■ **WHAT YOU HAVE TO DO**
Look through the records below, and copy out every line that holds the string "Lorem".
____ SOURCE INFORMATION
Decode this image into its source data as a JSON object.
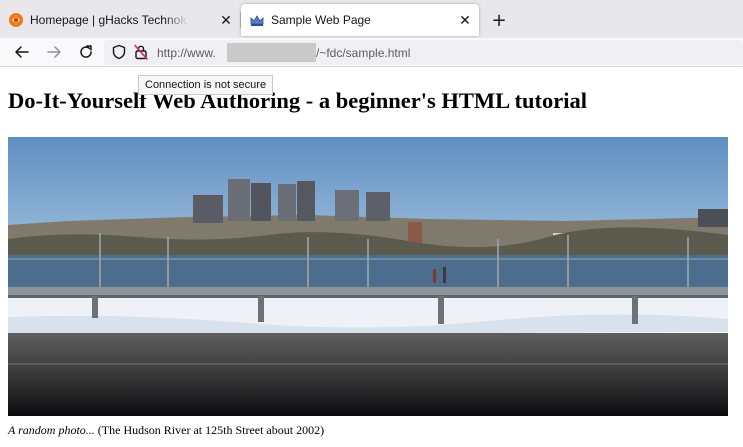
{
  "browser": {
    "tabs": [
      {
        "title": "Homepage | gHacks Technology News",
        "favicon": "ghacks-logo-icon",
        "active": false
      },
      {
        "title": "Sample Web Page",
        "favicon": "crown-icon",
        "active": true
      }
    ],
    "new_tab_label": "+",
    "close_glyph": "✕",
    "address": {
      "prefix": "http://www.",
      "suffix": "/~fdc/sample.html"
    },
    "tooltip": "Connection is not secure"
  },
  "page": {
    "heading": "Do-It-Yourself Web Authoring - a beginner's HTML tutorial",
    "photo_caption_italic": "A random photo...",
    "photo_caption_text": "(The Hudson River at 125th Street about 2002)"
  },
  "colors": {
    "tab_strip": "#e8e7ec",
    "nav_bar": "#f9f9fb",
    "url_field": "#f0f0f4",
    "sky": "#6c98c6",
    "river": "#4c6e8c",
    "ghacks_orange": "#f07b1c"
  }
}
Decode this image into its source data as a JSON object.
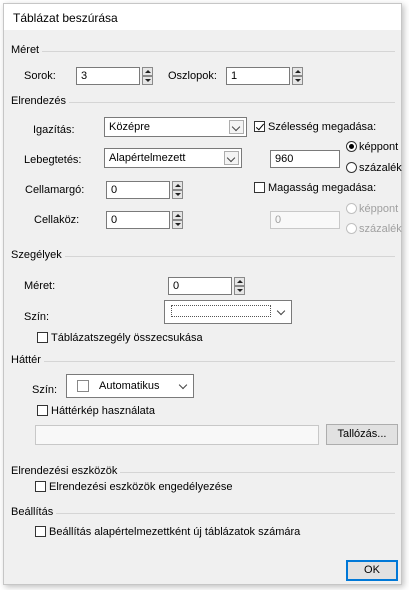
{
  "dialog": {
    "title": "Táblázat beszúrása"
  },
  "meret": {
    "section": "Méret",
    "rows_label": "Sorok:",
    "rows_value": "3",
    "cols_label": "Oszlopok:",
    "cols_value": "1"
  },
  "elrendezes": {
    "section": "Elrendezés",
    "align_label": "Igazítás:",
    "align_value": "Középre",
    "float_label": "Lebegtetés:",
    "float_value": "Alapértelmezett",
    "padding_label": "Cellamargó:",
    "padding_value": "0",
    "spacing_label": "Cellaköz:",
    "spacing_value": "0",
    "width_checkbox_label": "Szélesség megadása:",
    "width_checked": true,
    "width_value": "960",
    "width_unit_px": "képpont",
    "width_unit_pct": "százalék",
    "height_checkbox_label": "Magasság megadása:",
    "height_checked": false,
    "height_value": "0",
    "height_unit_px": "képpont",
    "height_unit_pct": "százalék"
  },
  "szegelyek": {
    "section": "Szegélyek",
    "size_label": "Méret:",
    "size_value": "0",
    "color_label": "Szín:",
    "collapse_label": "Táblázatszegély összecsukása"
  },
  "hatter": {
    "section": "Háttér",
    "color_label": "Szín:",
    "color_value": "Automatikus",
    "image_checkbox_label": "Háttérkép használata",
    "image_path_value": "",
    "browse_label": "Tallózás..."
  },
  "eszkozok": {
    "section": "Elrendezési eszközök",
    "enable_label": "Elrendezési eszközök engedélyezése"
  },
  "beallitas": {
    "section": "Beállítás",
    "default_label": "Beállítás alapértelmezettként új táblázatok számára"
  },
  "footer": {
    "ok_label": "OK"
  },
  "colors": {
    "dialog_bg": "#f0f0f0",
    "accent": "#0078d7"
  }
}
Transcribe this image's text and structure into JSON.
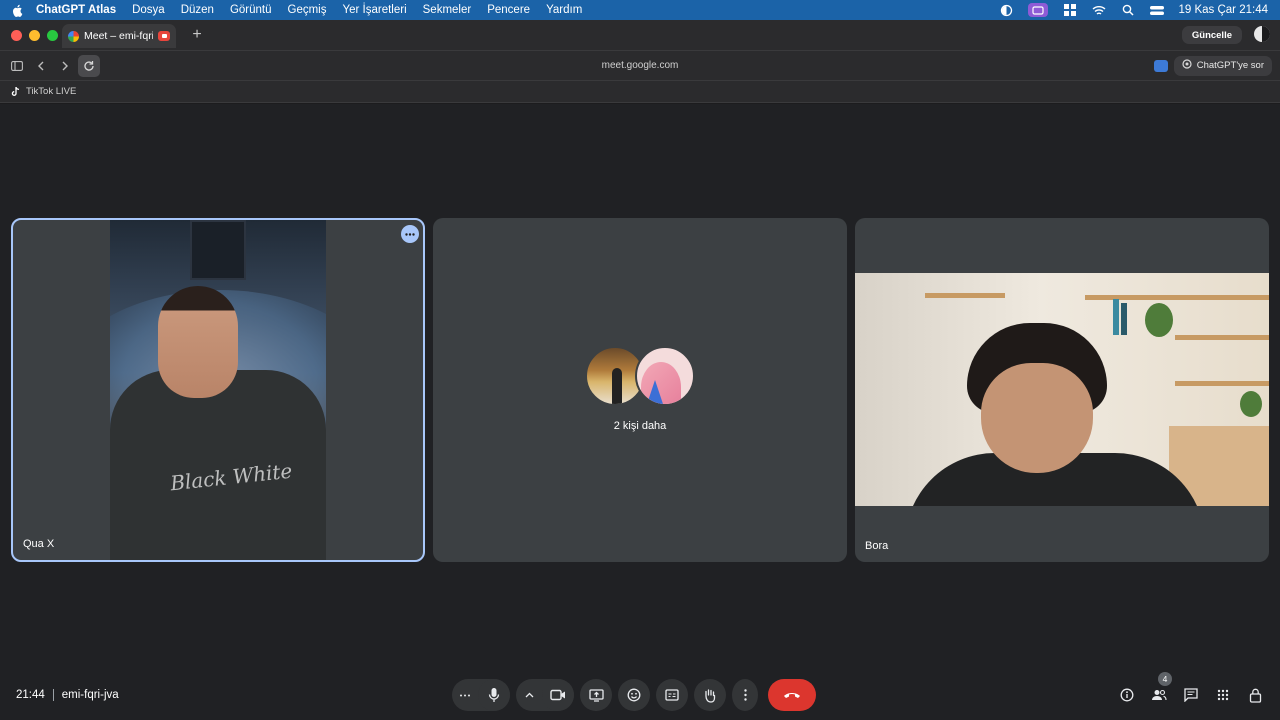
{
  "menubar": {
    "app_name": "ChatGPT Atlas",
    "menus": [
      "Dosya",
      "Düzen",
      "Görüntü",
      "Geçmiş",
      "Yer İşaretleri",
      "Sekmeler",
      "Pencere",
      "Yardım"
    ],
    "clock": "19 Kas Çar  21:44"
  },
  "browser": {
    "tab_title": "Meet – emi-fqri-jva",
    "update_label": "Güncelle",
    "url": "meet.google.com",
    "ask_label": "ChatGPT'ye sor",
    "bookmark": "TikTok LIVE"
  },
  "meet": {
    "tiles": [
      {
        "name": "Qua X"
      },
      {
        "name": "",
        "more_label": "2 kişi daha"
      },
      {
        "name": "Bora"
      }
    ],
    "time": "21:44",
    "meeting_code": "emi-fqri-jva",
    "people_count": "4",
    "shirt_print": "Black White",
    "accent": "#a8c7fa",
    "hangup_color": "#dc362e"
  },
  "icons": [
    "apple-icon",
    "record-icon",
    "mic-icon",
    "camera-icon",
    "present-icon",
    "emoji-icon",
    "captions-icon",
    "raise-hand-icon",
    "more-vert-icon",
    "hangup-icon",
    "info-icon",
    "people-icon",
    "chat-icon",
    "activities-icon",
    "lock-icon"
  ]
}
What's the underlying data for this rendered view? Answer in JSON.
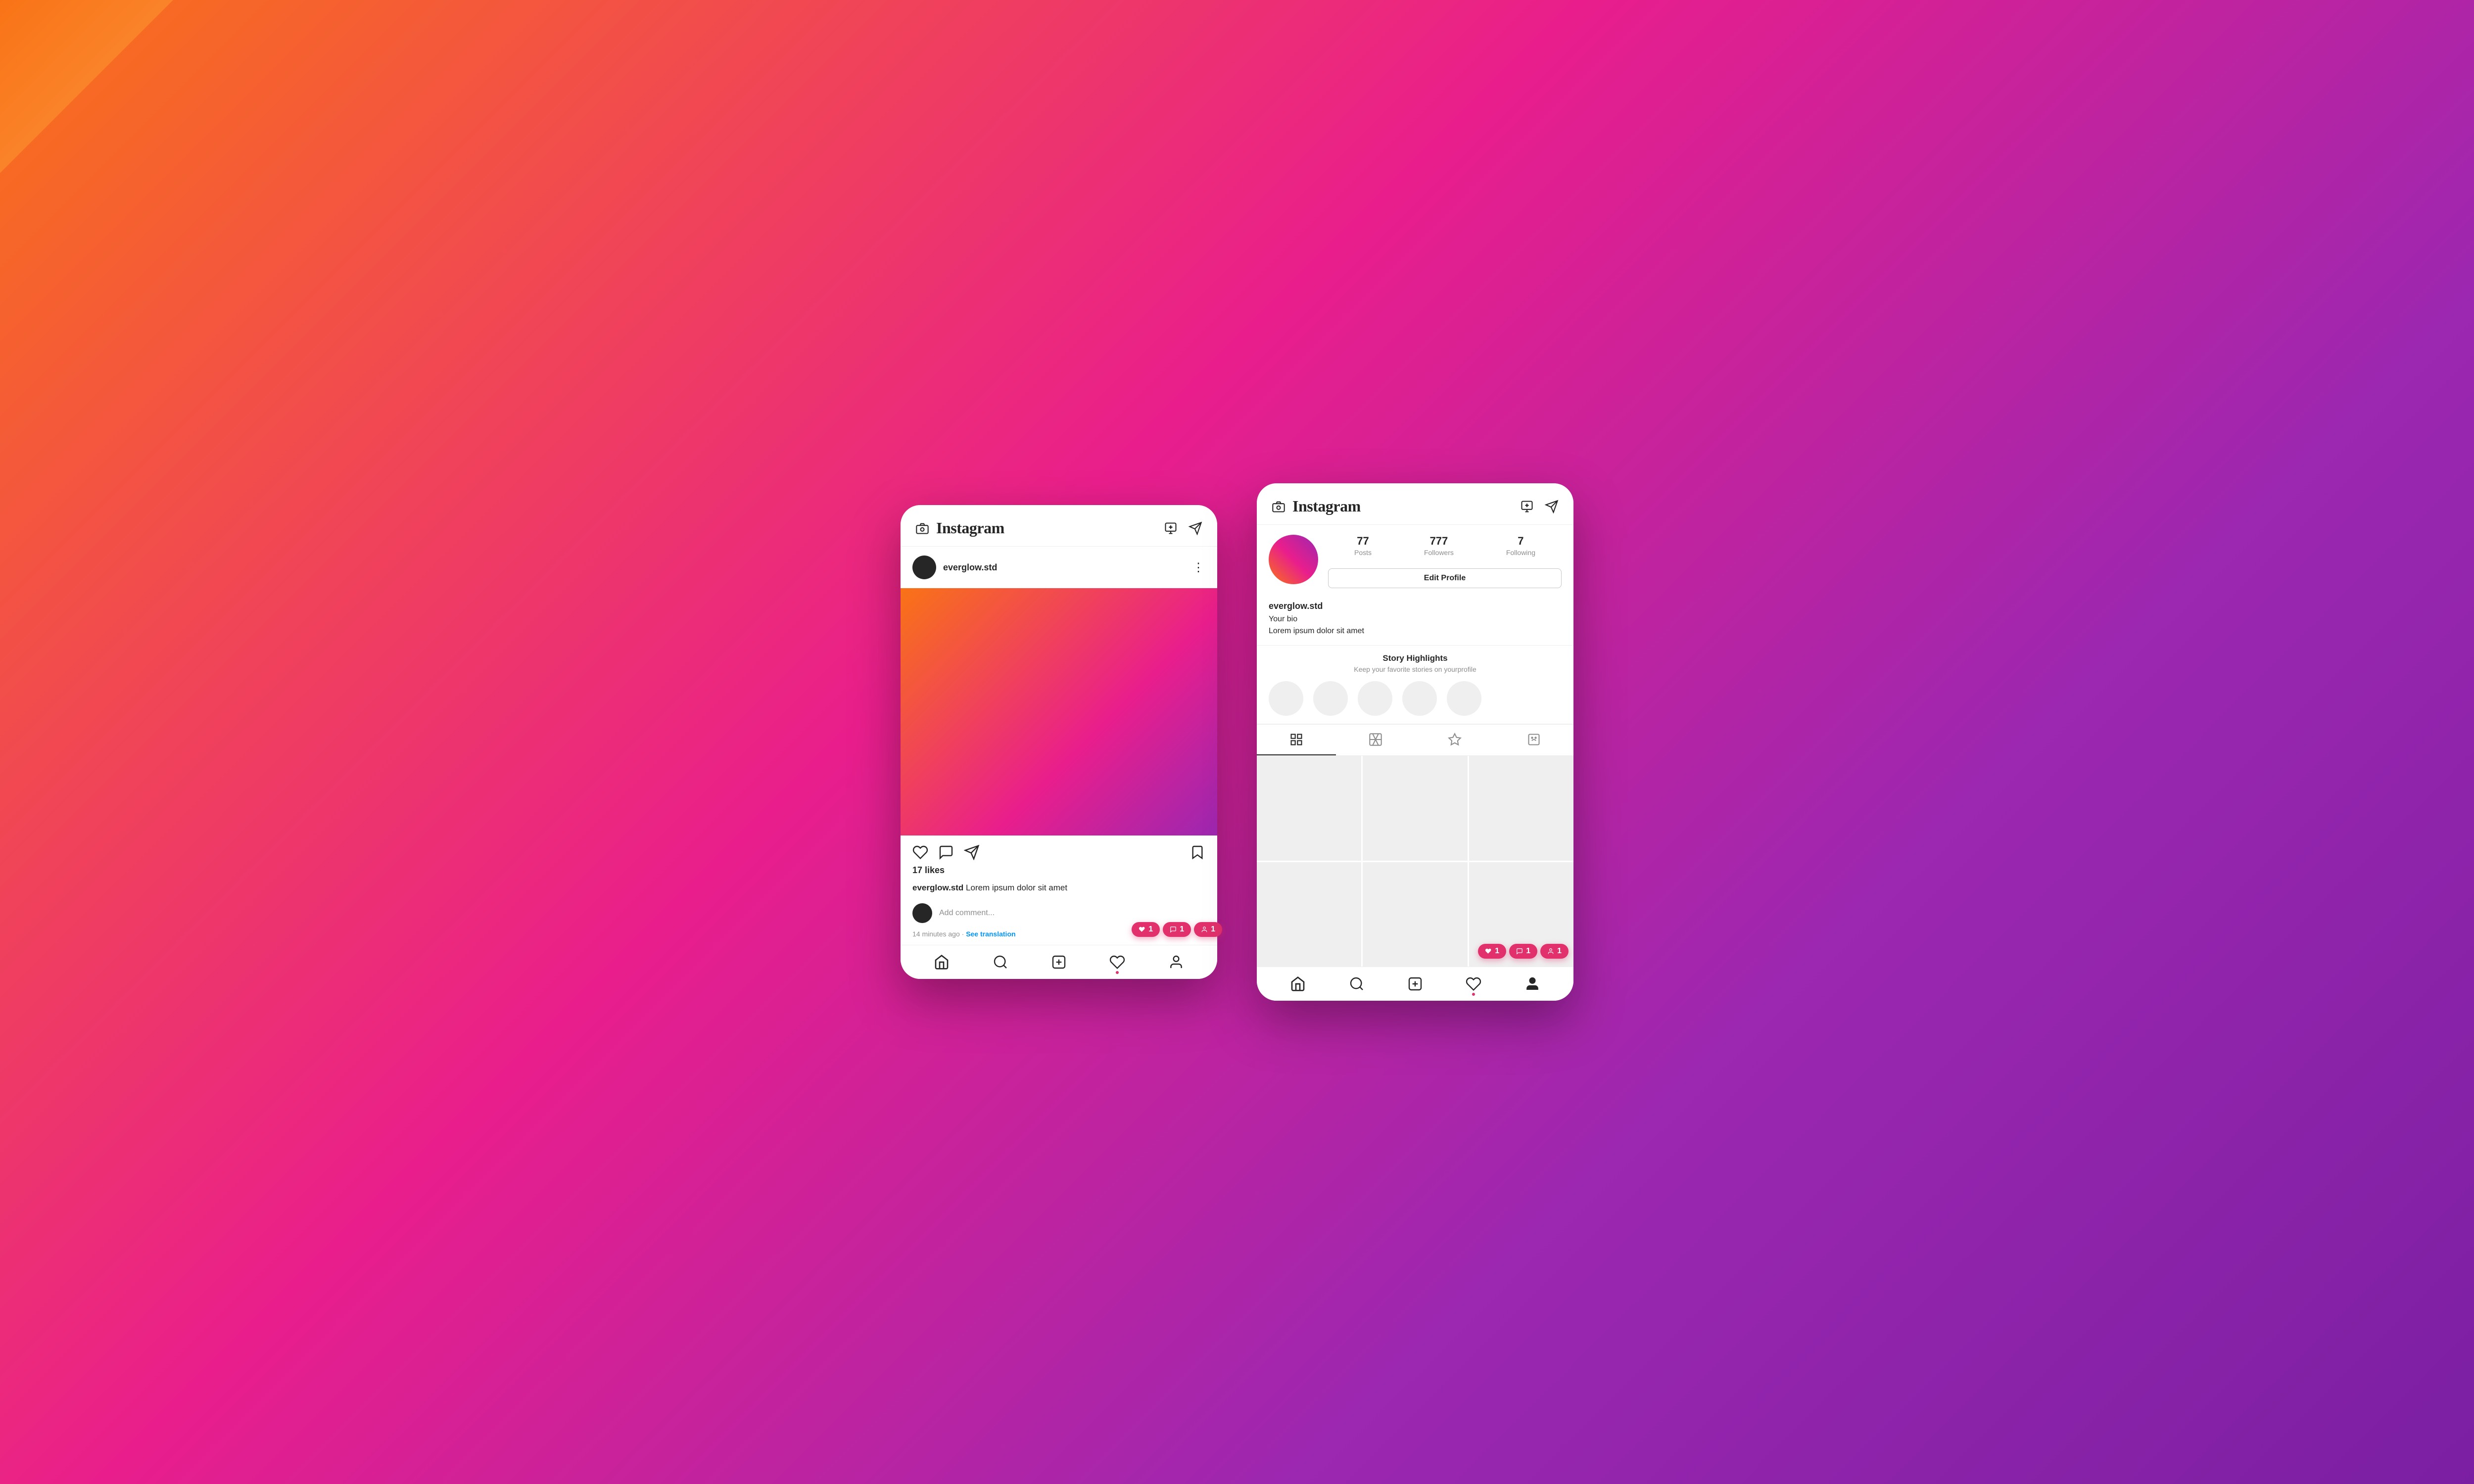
{
  "app": {
    "name": "Instagram"
  },
  "post_phone": {
    "header": {
      "logo": "Instagram",
      "icon_add_story": "➕",
      "icon_messages": "✈"
    },
    "post": {
      "username": "everglow.std",
      "likes": "17 likes",
      "caption_username": "everglow.std",
      "caption_text": " Lorem ipsum dolor sit amet",
      "comment_placeholder": "Add comment...",
      "timestamp": "14 minutes ago ·",
      "see_translation": "See translation"
    },
    "notifications": {
      "heart_count": "1",
      "comment_count": "1",
      "follow_count": "1"
    },
    "nav": {
      "items": [
        "home",
        "search",
        "add",
        "heart",
        "profile"
      ]
    }
  },
  "profile_phone": {
    "header": {
      "logo": "Instagram"
    },
    "profile": {
      "username": "everglow.std",
      "posts_count": "77",
      "posts_label": "Posts",
      "followers_count": "777",
      "followers_label": "Followers",
      "following_count": "7",
      "following_label": "Following",
      "edit_profile_label": "Edit Profile",
      "bio_line1": "Your bio",
      "bio_line2": "Lorem ipsum dolor sit amet"
    },
    "story_highlights": {
      "title": "Story Highlights",
      "subtitle": "Keep your favorite stories on yourprofile"
    },
    "tabs": [
      "grid",
      "reels",
      "tagged",
      "person"
    ],
    "notifications": {
      "heart_count": "1",
      "comment_count": "1",
      "follow_count": "1"
    }
  }
}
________
■ **SOLUTION**
      "caption_text": " Lorem ipsum dolor sit amet",
      "bio_line2": "Lorem ipsum dolor sit amet"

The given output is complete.